** Opening STUDY MATERIAL block **
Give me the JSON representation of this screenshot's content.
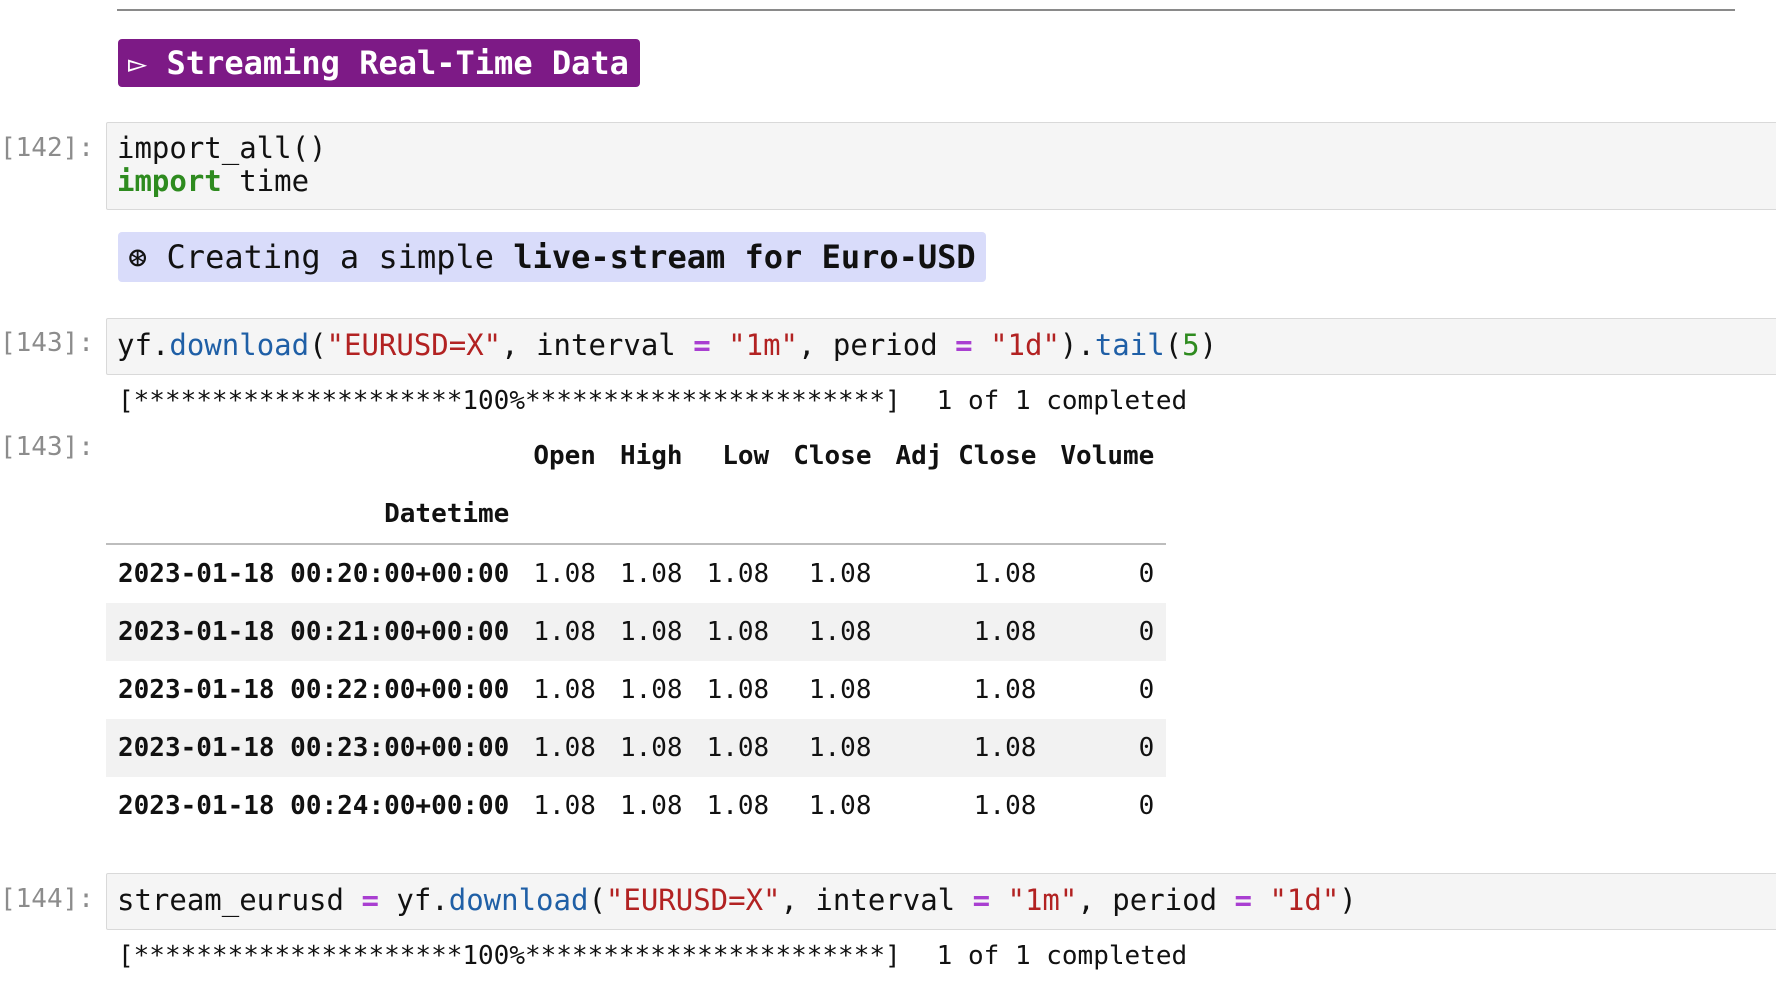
{
  "heading1": {
    "icon": "▻",
    "text": "Streaming Real-Time Data"
  },
  "cells": {
    "c142": {
      "prompt": "[142]:",
      "line1": "import_all()",
      "line2_kw": "import",
      "line2_rest": " time"
    },
    "heading2": {
      "icon": "⊛",
      "pre": " Creating a simple ",
      "bold": "live-stream for Euro-USD"
    },
    "c143": {
      "prompt": "[143]:",
      "code": {
        "p1": "yf.",
        "f1": "download",
        "p2": "(",
        "s1": "\"EURUSD=X\"",
        "p3": ", interval ",
        "o1": "=",
        "p4": " ",
        "s2": "\"1m\"",
        "p5": ", period ",
        "o2": "=",
        "p6": " ",
        "s3": "\"1d\"",
        "p7": ").",
        "f2": "tail",
        "p8": "(",
        "n1": "5",
        "p9": ")"
      },
      "stdout_bar": "[*********************100%***********************]",
      "stdout_tail": "1 of 1 completed",
      "out_prompt": "[143]:",
      "table": {
        "columns": [
          "Open",
          "High",
          "Low",
          "Close",
          "Adj Close",
          "Volume"
        ],
        "index_name": "Datetime",
        "rows": [
          {
            "idx": "2023-01-18 00:20:00+00:00",
            "vals": [
              "1.08",
              "1.08",
              "1.08",
              "1.08",
              "1.08",
              "0"
            ]
          },
          {
            "idx": "2023-01-18 00:21:00+00:00",
            "vals": [
              "1.08",
              "1.08",
              "1.08",
              "1.08",
              "1.08",
              "0"
            ]
          },
          {
            "idx": "2023-01-18 00:22:00+00:00",
            "vals": [
              "1.08",
              "1.08",
              "1.08",
              "1.08",
              "1.08",
              "0"
            ]
          },
          {
            "idx": "2023-01-18 00:23:00+00:00",
            "vals": [
              "1.08",
              "1.08",
              "1.08",
              "1.08",
              "1.08",
              "0"
            ]
          },
          {
            "idx": "2023-01-18 00:24:00+00:00",
            "vals": [
              "1.08",
              "1.08",
              "1.08",
              "1.08",
              "1.08",
              "0"
            ]
          }
        ]
      }
    },
    "c144": {
      "prompt": "[144]:",
      "code": {
        "p1": "stream_eurusd ",
        "o1": "=",
        "p2": " yf.",
        "f1": "download",
        "p3": "(",
        "s1": "\"EURUSD=X\"",
        "p4": ", interval ",
        "o2": "=",
        "p5": " ",
        "s2": "\"1m\"",
        "p6": ", period ",
        "o3": "=",
        "p7": " ",
        "s3": "\"1d\"",
        "p8": ")"
      },
      "stdout_bar": "[*********************100%***********************]",
      "stdout_tail": "1 of 1 completed"
    }
  },
  "colors": {
    "heading1_bg": "#7d1a86",
    "heading2_bg": "#d9dcfa",
    "keyword": "#2e8b1f",
    "function": "#1f5fa6",
    "string": "#b22222",
    "operator": "#a93fd1"
  }
}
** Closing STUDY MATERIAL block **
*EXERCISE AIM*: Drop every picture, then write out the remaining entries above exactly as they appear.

*RESULT OF THIS TASK*:
Give me the JSON representation of this screenshot's content.
{
  "heading1": {
    "icon": "▻",
    "text": "Streaming Real-Time Data"
  },
  "cells": {
    "c142": {
      "prompt": "[142]:",
      "line1": "import_all()",
      "line2_kw": "import",
      "line2_rest": " time"
    },
    "heading2": {
      "icon": "⊛",
      "pre": " Creating a simple ",
      "bold": "live-stream for Euro-USD"
    },
    "c143": {
      "prompt": "[143]:",
      "code": {
        "p1": "yf.",
        "f1": "download",
        "p2": "(",
        "s1": "\"EURUSD=X\"",
        "p3": ", interval ",
        "o1": "=",
        "p4": " ",
        "s2": "\"1m\"",
        "p5": ", period ",
        "o2": "=",
        "p6": " ",
        "s3": "\"1d\"",
        "p7": ").",
        "f2": "tail",
        "p8": "(",
        "n1": "5",
        "p9": ")"
      },
      "stdout_bar": "[*********************100%***********************]",
      "stdout_tail": "1 of 1 completed",
      "out_prompt": "[143]:",
      "table": {
        "columns": [
          "Open",
          "High",
          "Low",
          "Close",
          "Adj Close",
          "Volume"
        ],
        "index_name": "Datetime",
        "rows": [
          {
            "idx": "2023-01-18 00:20:00+00:00",
            "vals": [
              "1.08",
              "1.08",
              "1.08",
              "1.08",
              "1.08",
              "0"
            ]
          },
          {
            "idx": "2023-01-18 00:21:00+00:00",
            "vals": [
              "1.08",
              "1.08",
              "1.08",
              "1.08",
              "1.08",
              "0"
            ]
          },
          {
            "idx": "2023-01-18 00:22:00+00:00",
            "vals": [
              "1.08",
              "1.08",
              "1.08",
              "1.08",
              "1.08",
              "0"
            ]
          },
          {
            "idx": "2023-01-18 00:23:00+00:00",
            "vals": [
              "1.08",
              "1.08",
              "1.08",
              "1.08",
              "1.08",
              "0"
            ]
          },
          {
            "idx": "2023-01-18 00:24:00+00:00",
            "vals": [
              "1.08",
              "1.08",
              "1.08",
              "1.08",
              "1.08",
              "0"
            ]
          }
        ]
      }
    },
    "c144": {
      "prompt": "[144]:",
      "code": {
        "p1": "stream_eurusd ",
        "o1": "=",
        "p2": " yf.",
        "f1": "download",
        "p3": "(",
        "s1": "\"EURUSD=X\"",
        "p4": ", interval ",
        "o2": "=",
        "p5": " ",
        "s2": "\"1m\"",
        "p6": ", period ",
        "o3": "=",
        "p7": " ",
        "s3": "\"1d\"",
        "p8": ")"
      },
      "stdout_bar": "[*********************100%***********************]",
      "stdout_tail": "1 of 1 completed"
    }
  },
  "colors": {
    "heading1_bg": "#7d1a86",
    "heading2_bg": "#d9dcfa",
    "keyword": "#2e8b1f",
    "function": "#1f5fa6",
    "string": "#b22222",
    "operator": "#a93fd1"
  }
}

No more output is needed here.